folk Archive

Album Review: Battleground Korea: Songs and Sounds of America’s Forgotten War

Readers old enough to remember the long-running and beloved television sitcom M*A*S*H likely know that according to its creators, even though the show was set in wartime Korea, it was really about American involvement in Vietnam. But despite the show’s comedic framework, it managed to explore some important truths about that ill-advised endeavor in southeast

Chuck Brodsky’s One of Us

With the exception of a trio of records he released in the final years of the 20th century, Chuck Brodsky has long been the model of the independent, do-it-yourself artist. It’s just that now, the music business as a whole is catching up with his approach. “The whole business model has changed,” says the singer-songwriter.

Album Review: Kate Fenner — Middle Voice

As “Two Minds” opens Middle Voice, one might think that Kate Fenner is merely another in a waif-viced singer-songwriters. But give the song a moment to unfold, and both it and its singer/composer reveal greater depth. There’s a windswept Americana feel to the music, with a mood and sensibility that evokes pleasant memories of Bob

Album Review: Anywhere — Anywhere II

Anywhere is an aggregation of indie/underground artists who collectively make a psychedelic folk sound. But Anywhere doesn’t sound like acid-folk, though: there’s a solid rock foundation to the group’s music. A swirling feel that conjures memories of the Beatles’ “Tomorrow Never Knows” characterizes songs like “Bone Flute Blues.” On II, Anywhere conjures a soaring, surprisingly

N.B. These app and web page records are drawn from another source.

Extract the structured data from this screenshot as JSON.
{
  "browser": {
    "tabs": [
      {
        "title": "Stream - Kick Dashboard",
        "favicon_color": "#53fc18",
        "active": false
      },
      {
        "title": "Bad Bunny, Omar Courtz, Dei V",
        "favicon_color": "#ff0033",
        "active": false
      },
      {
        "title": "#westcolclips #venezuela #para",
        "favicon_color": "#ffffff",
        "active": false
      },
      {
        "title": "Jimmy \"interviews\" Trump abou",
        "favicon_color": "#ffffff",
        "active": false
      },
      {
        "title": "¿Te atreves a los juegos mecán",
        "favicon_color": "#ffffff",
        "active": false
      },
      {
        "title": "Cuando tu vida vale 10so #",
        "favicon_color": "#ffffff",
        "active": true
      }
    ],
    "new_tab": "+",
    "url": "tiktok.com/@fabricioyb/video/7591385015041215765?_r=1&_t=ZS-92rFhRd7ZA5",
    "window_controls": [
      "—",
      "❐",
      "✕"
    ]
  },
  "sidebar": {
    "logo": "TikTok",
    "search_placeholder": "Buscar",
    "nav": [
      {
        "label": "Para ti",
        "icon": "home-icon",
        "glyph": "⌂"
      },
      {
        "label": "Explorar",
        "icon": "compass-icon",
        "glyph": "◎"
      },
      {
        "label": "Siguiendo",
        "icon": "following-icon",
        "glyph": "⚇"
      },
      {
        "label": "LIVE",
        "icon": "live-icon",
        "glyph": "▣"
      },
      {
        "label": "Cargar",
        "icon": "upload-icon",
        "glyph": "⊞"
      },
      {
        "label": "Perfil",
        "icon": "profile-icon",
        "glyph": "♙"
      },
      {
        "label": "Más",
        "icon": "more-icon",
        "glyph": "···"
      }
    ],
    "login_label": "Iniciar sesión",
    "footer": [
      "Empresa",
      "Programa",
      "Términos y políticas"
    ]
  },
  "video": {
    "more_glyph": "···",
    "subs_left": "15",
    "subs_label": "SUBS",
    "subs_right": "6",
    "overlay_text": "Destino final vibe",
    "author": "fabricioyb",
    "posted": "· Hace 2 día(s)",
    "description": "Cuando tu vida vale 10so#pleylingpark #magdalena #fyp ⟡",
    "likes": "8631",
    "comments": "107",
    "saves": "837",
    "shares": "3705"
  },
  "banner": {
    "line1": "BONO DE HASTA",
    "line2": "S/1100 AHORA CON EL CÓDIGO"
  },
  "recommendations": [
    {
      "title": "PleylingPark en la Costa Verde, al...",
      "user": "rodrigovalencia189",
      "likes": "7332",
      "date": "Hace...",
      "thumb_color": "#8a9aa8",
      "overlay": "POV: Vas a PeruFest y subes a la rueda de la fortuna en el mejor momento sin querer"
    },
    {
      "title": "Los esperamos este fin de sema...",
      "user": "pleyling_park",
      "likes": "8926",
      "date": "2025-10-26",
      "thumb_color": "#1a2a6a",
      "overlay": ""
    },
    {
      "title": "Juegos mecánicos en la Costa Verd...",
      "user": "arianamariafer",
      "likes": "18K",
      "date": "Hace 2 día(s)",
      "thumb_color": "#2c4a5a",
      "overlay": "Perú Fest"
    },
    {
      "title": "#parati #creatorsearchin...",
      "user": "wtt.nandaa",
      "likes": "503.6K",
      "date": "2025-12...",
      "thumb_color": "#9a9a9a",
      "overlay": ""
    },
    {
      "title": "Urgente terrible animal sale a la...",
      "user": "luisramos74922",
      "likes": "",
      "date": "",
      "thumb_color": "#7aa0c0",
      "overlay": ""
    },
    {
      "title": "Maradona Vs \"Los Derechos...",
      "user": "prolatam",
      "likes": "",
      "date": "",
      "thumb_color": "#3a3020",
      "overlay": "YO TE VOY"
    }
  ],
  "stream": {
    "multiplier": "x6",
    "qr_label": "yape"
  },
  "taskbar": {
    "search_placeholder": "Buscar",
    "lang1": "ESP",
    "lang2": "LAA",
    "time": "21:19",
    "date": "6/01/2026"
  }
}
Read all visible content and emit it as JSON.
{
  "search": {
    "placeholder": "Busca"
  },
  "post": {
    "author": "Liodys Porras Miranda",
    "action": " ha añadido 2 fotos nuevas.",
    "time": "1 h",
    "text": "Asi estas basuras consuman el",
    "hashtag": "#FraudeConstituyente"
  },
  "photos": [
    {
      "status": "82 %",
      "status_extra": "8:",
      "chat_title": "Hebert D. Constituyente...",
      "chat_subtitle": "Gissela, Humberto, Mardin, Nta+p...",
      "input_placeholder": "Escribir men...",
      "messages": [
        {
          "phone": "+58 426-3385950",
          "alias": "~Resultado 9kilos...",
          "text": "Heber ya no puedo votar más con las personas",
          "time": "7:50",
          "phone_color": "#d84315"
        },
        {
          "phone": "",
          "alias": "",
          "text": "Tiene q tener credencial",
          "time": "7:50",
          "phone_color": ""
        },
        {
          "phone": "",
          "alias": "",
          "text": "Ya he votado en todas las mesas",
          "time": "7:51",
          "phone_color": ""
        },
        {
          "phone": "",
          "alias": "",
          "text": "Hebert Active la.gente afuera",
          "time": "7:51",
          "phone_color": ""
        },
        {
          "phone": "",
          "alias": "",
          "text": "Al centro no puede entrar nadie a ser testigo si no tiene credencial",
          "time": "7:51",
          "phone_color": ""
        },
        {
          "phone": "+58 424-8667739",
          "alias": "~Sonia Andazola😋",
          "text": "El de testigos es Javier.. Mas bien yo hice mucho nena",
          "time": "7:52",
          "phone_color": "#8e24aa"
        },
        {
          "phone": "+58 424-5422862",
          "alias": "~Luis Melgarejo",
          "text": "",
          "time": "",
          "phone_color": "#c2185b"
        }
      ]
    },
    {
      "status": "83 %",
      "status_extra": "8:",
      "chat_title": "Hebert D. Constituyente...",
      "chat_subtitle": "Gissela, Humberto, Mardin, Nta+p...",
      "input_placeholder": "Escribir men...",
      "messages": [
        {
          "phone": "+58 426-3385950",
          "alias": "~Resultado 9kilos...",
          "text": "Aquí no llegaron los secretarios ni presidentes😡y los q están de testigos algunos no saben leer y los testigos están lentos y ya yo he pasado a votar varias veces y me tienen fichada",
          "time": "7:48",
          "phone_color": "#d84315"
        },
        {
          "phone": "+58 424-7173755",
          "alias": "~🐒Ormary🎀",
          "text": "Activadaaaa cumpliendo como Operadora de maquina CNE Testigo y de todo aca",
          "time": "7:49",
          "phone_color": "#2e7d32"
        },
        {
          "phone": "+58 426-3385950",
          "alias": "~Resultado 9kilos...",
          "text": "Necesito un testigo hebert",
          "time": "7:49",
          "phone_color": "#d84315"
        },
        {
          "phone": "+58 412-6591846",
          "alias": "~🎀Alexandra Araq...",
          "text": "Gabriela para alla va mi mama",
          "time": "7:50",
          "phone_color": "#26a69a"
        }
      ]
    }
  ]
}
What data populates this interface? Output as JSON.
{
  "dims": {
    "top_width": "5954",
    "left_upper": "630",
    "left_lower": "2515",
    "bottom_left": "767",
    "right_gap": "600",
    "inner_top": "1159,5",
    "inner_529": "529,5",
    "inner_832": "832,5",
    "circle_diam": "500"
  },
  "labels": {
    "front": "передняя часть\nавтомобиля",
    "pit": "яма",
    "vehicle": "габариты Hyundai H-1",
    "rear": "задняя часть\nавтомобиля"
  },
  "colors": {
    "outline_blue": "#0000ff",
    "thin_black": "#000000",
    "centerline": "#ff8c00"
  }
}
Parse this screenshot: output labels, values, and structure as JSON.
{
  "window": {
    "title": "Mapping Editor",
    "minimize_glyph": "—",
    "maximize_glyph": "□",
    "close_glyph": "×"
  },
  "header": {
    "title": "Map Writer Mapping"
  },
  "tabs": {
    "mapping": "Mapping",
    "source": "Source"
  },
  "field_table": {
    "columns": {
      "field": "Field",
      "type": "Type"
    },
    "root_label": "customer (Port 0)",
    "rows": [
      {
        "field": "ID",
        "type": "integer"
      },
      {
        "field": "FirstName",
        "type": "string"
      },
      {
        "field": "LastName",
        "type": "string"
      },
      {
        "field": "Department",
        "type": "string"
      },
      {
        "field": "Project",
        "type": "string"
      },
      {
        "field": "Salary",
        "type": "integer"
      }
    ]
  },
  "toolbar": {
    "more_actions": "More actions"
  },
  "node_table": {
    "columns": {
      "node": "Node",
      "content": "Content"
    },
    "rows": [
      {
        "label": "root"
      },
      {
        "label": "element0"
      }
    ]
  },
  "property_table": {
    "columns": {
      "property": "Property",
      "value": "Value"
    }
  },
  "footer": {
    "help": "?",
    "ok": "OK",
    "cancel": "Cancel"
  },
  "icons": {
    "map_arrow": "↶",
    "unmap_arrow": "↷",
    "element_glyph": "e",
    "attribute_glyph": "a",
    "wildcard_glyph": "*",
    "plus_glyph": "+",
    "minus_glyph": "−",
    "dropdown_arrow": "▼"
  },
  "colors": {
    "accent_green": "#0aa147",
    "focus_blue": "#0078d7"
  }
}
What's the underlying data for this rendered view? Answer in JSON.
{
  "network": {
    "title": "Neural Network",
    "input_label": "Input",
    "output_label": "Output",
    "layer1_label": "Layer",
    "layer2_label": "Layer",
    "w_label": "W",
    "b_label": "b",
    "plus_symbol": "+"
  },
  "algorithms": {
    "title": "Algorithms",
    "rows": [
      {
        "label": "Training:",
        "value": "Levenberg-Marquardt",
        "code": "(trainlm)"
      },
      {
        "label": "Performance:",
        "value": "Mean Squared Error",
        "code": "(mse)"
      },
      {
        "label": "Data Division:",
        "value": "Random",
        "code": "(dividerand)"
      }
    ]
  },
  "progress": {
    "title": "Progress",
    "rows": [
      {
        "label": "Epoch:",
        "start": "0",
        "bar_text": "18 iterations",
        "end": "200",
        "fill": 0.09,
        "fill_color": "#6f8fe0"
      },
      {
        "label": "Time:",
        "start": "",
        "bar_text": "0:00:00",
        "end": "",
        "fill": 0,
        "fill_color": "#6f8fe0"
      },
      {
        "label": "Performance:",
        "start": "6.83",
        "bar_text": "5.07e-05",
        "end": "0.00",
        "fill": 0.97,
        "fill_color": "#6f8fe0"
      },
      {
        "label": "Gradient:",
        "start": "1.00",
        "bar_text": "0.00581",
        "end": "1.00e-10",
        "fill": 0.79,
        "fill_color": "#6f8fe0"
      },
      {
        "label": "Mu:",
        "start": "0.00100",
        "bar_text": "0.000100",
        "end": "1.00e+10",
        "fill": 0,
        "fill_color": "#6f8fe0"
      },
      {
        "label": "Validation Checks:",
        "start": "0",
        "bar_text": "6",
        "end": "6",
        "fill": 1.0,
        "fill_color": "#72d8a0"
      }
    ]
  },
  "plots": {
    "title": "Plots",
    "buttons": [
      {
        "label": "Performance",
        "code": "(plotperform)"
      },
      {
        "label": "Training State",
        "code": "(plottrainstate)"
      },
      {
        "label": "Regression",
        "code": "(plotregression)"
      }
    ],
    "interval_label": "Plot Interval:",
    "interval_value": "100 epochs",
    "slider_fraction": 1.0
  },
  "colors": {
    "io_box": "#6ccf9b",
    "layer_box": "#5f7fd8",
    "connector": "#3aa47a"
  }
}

A Look Back at Bob Dylan’s “Blood on the Tracks”

This feature originally appeared on BestClassicBands. By the time of 1975’s Blood on the Tracks, Bob Dylan had moved through a succession of distinct musical personae. Beginning his career as a Woody Guthrie acolyte, Dylan soon established his own voice, singing and writing original folk protest songs. After famously “going electric,” Dylan bent the rock

Hundred-word Reviews: New Releases

There’s quite a massive stack of new (or at least new-when-I got-’em) releases here at Musoscribe World HQ. Time to review them. 6-String Drag – Top of the World (Schoolkids Records) This Raleigh-based group was at the forefront of the Americana scene, back when it didn’t even have a name (some called it alt-country). After

Album Review: The Rough and Tumble — We Made Ourselves a Home…

The Rough & Tumble is the folk-Americana duo of Mallory Graham and Scott Tyler. These days the pair consider themselves at home on the road, but in the Rough & Tumble’s bio, the nomadic pair say that they “used to say they were from Nashville.” And before that, Graham (who was born in Pennsylvania) and

Album Review: Andrew Reed – If All the World Were Right

For many people, Asheville, North Carolina is and intentional destination. Set aside for the moment those retirees who settle here for their golden years. For young and middle-aged adults, it’s a city to which they are drawn. People move to Asheville in hope of effecting a life change. It’s wholly unlike larger nearby cities such

Boxed Set Review: Woody Guthrie — The Tribute Concerts

A tribute to a giant in popular music and American culture such as Woody Guthrie deserves no less than the most lavish – yet still dignified – package possible, and with The Tribute Concerts, Bear Family Productions has delivered just that. A weighty set – both in terms of content and physical form – The

Album Review: Angel Olsen — Phases

Across her first three albums and an EP, Asheville’s own Angel Olsen has carved out a musical niche of her own. Her music is perhaps best described as a collection of familiar, well-worn melodies and styles to which she applies her own stamp. Her most recent release of new material, 2016’s My Woman drew upon